PROBLEM TO SOLVE: Type out the entries again, keeping every word unchanged.
[[ THE DATA open ]]
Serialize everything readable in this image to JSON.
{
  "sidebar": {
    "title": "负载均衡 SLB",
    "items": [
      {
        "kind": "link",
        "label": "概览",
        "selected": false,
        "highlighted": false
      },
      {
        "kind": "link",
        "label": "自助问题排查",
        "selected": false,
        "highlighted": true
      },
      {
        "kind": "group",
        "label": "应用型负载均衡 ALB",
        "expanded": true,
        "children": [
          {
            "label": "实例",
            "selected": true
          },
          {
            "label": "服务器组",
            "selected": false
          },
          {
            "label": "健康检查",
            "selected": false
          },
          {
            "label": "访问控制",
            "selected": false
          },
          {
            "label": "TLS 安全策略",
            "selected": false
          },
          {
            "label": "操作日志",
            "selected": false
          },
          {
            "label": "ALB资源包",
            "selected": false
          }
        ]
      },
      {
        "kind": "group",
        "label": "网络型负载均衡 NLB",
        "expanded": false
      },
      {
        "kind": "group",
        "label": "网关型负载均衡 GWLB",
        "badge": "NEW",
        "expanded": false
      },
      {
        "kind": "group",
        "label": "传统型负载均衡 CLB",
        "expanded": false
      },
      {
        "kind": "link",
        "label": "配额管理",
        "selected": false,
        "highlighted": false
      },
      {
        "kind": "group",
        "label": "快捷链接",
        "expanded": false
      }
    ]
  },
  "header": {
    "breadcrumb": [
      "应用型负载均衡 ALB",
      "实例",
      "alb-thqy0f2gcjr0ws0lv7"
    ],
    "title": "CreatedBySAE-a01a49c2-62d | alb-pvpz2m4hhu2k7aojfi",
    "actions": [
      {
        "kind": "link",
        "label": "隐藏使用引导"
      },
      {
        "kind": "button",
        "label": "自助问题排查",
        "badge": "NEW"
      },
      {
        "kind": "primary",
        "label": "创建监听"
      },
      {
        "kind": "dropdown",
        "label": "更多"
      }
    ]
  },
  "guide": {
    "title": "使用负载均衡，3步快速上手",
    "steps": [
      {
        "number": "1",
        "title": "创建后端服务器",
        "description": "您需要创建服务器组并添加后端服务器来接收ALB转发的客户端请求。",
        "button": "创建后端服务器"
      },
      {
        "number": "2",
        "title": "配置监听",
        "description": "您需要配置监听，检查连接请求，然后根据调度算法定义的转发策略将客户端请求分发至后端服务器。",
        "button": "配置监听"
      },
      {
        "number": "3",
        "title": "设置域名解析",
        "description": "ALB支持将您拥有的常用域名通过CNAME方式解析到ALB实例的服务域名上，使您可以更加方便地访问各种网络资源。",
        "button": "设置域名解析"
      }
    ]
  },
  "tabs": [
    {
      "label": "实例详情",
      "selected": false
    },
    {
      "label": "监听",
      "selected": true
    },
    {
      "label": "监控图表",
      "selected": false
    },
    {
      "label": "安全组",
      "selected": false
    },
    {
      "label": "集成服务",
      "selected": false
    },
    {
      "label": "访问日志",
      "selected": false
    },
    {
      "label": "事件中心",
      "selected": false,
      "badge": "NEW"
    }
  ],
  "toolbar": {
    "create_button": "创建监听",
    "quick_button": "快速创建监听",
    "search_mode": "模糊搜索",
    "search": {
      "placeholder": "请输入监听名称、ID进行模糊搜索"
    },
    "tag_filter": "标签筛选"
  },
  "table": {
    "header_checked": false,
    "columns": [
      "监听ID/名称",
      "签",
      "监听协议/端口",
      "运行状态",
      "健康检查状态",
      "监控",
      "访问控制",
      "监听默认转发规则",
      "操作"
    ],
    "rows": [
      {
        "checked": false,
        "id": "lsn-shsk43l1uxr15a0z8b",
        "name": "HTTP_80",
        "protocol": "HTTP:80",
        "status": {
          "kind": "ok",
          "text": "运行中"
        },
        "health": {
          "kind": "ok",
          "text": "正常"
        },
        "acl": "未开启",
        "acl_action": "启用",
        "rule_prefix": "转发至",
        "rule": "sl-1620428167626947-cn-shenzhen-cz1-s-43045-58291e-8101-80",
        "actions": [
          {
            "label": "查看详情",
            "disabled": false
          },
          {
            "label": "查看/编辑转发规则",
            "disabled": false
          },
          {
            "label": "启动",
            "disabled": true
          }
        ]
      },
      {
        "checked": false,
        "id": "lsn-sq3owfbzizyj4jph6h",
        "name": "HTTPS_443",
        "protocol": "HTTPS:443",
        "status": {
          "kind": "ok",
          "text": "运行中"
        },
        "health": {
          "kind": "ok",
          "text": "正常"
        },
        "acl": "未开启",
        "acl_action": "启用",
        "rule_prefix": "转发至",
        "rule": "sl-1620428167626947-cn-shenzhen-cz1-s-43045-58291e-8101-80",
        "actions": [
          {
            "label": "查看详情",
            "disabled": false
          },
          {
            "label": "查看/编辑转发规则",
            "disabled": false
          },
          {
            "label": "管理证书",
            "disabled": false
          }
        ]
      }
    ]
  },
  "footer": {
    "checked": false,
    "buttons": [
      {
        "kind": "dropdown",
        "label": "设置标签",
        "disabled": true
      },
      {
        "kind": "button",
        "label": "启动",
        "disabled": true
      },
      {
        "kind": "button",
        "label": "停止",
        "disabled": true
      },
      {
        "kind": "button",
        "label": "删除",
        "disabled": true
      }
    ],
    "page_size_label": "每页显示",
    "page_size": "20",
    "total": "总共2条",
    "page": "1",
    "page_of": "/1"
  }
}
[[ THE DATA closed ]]
RESULT FOR THIS EXERCISE:
Serialize everything readable in this image to JSON.
{
  "sidebar": {
    "title": "负载均衡 SLB",
    "items": [
      {
        "kind": "link",
        "label": "概览",
        "selected": false,
        "highlighted": false
      },
      {
        "kind": "link",
        "label": "自助问题排查",
        "selected": false,
        "highlighted": true
      },
      {
        "kind": "group",
        "label": "应用型负载均衡 ALB",
        "expanded": true,
        "children": [
          {
            "label": "实例",
            "selected": true
          },
          {
            "label": "服务器组",
            "selected": false
          },
          {
            "label": "健康检查",
            "selected": false
          },
          {
            "label": "访问控制",
            "selected": false
          },
          {
            "label": "TLS 安全策略",
            "selected": false
          },
          {
            "label": "操作日志",
            "selected": false
          },
          {
            "label": "ALB资源包",
            "selected": false
          }
        ]
      },
      {
        "kind": "group",
        "label": "网络型负载均衡 NLB",
        "expanded": false
      },
      {
        "kind": "group",
        "label": "网关型负载均衡 GWLB",
        "badge": "NEW",
        "expanded": false
      },
      {
        "kind": "group",
        "label": "传统型负载均衡 CLB",
        "expanded": false
      },
      {
        "kind": "link",
        "label": "配额管理",
        "selected": false,
        "highlighted": false
      },
      {
        "kind": "group",
        "label": "快捷链接",
        "expanded": false
      }
    ]
  },
  "header": {
    "breadcrumb": [
      "应用型负载均衡 ALB",
      "实例",
      "alb-thqy0f2gcjr0ws0lv7"
    ],
    "title": "CreatedBySAE-a01a49c2-62d | alb-pvpz2m4hhu2k7aojfi",
    "actions": [
      {
        "kind": "link",
        "label": "隐藏使用引导"
      },
      {
        "kind": "button",
        "label": "自助问题排查",
        "badge": "NEW"
      },
      {
        "kind": "primary",
        "label": "创建监听"
      },
      {
        "kind": "dropdown",
        "label": "更多"
      }
    ]
  },
  "guide": {
    "title": "使用负载均衡，3步快速上手",
    "steps": [
      {
        "number": "1",
        "title": "创建后端服务器",
        "description": "您需要创建服务器组并添加后端服务器来接收ALB转发的客户端请求。",
        "button": "创建后端服务器"
      },
      {
        "number": "2",
        "title": "配置监听",
        "description": "您需要配置监听，检查连接请求，然后根据调度算法定义的转发策略将客户端请求分发至后端服务器。",
        "button": "配置监听"
      },
      {
        "number": "3",
        "title": "设置域名解析",
        "description": "ALB支持将您拥有的常用域名通过CNAME方式解析到ALB实例的服务域名上，使您可以更加方便地访问各种网络资源。",
        "button": "设置域名解析"
      }
    ]
  },
  "tabs": [
    {
      "label": "实例详情",
      "selected": false
    },
    {
      "label": "监听",
      "selected": true
    },
    {
      "label": "监控图表",
      "selected": false
    },
    {
      "label": "安全组",
      "selected": false
    },
    {
      "label": "集成服务",
      "selected": false
    },
    {
      "label": "访问日志",
      "selected": false
    },
    {
      "label": "事件中心",
      "selected": false,
      "badge": "NEW"
    }
  ],
  "toolbar": {
    "create_button": "创建监听",
    "quick_button": "快速创建监听",
    "search_mode": "模糊搜索",
    "search": {
      "placeholder": "请输入监听名称、ID进行模糊搜索"
    },
    "tag_filter": "标签筛选"
  },
  "table": {
    "header_checked": false,
    "columns": [
      "监听ID/名称",
      "签",
      "监听协议/端口",
      "运行状态",
      "健康检查状态",
      "监控",
      "访问控制",
      "监听默认转发规则",
      "操作"
    ],
    "rows": [
      {
        "checked": false,
        "id": "lsn-shsk43l1uxr15a0z8b",
        "name": "HTTP_80",
        "protocol": "HTTP:80",
        "status": {
          "kind": "ok",
          "text": "运行中"
        },
        "health": {
          "kind": "ok",
          "text": "正常"
        },
        "acl": "未开启",
        "acl_action": "启用",
        "rule_prefix": "转发至",
        "rule": "sl-1620428167626947-cn-shenzhen-cz1-s-43045-58291e-8101-80",
        "actions": [
          {
            "label": "查看详情",
            "disabled": false
          },
          {
            "label": "查看/编辑转发规则",
            "disabled": false
          },
          {
            "label": "启动",
            "disabled": true
          }
        ]
      },
      {
        "checked": false,
        "id": "lsn-sq3owfbzizyj4jph6h",
        "name": "HTTPS_443",
        "protocol": "HTTPS:443",
        "status": {
          "kind": "ok",
          "text": "运行中"
        },
        "health": {
          "kind": "ok",
          "text": "正常"
        },
        "acl": "未开启",
        "acl_action": "启用",
        "rule_prefix": "转发至",
        "rule": "sl-1620428167626947-cn-shenzhen-cz1-s-43045-58291e-8101-80",
        "actions": [
          {
            "label": "查看详情",
            "disabled": false
          },
          {
            "label": "查看/编辑转发规则",
            "disabled": false
          },
          {
            "label": "管理证书",
            "disabled": false
          }
        ]
      }
    ]
  },
  "footer": {
    "checked": false,
    "buttons": [
      {
        "kind": "dropdown",
        "label": "设置标签",
        "disabled": true
      },
      {
        "kind": "button",
        "label": "启动",
        "disabled": true
      },
      {
        "kind": "button",
        "label": "停止",
        "disabled": true
      },
      {
        "kind": "button",
        "label": "删除",
        "disabled": true
      }
    ],
    "page_size_label": "每页显示",
    "page_size": "20",
    "total": "总共2条",
    "page": "1",
    "page_of": "/1"
  }
}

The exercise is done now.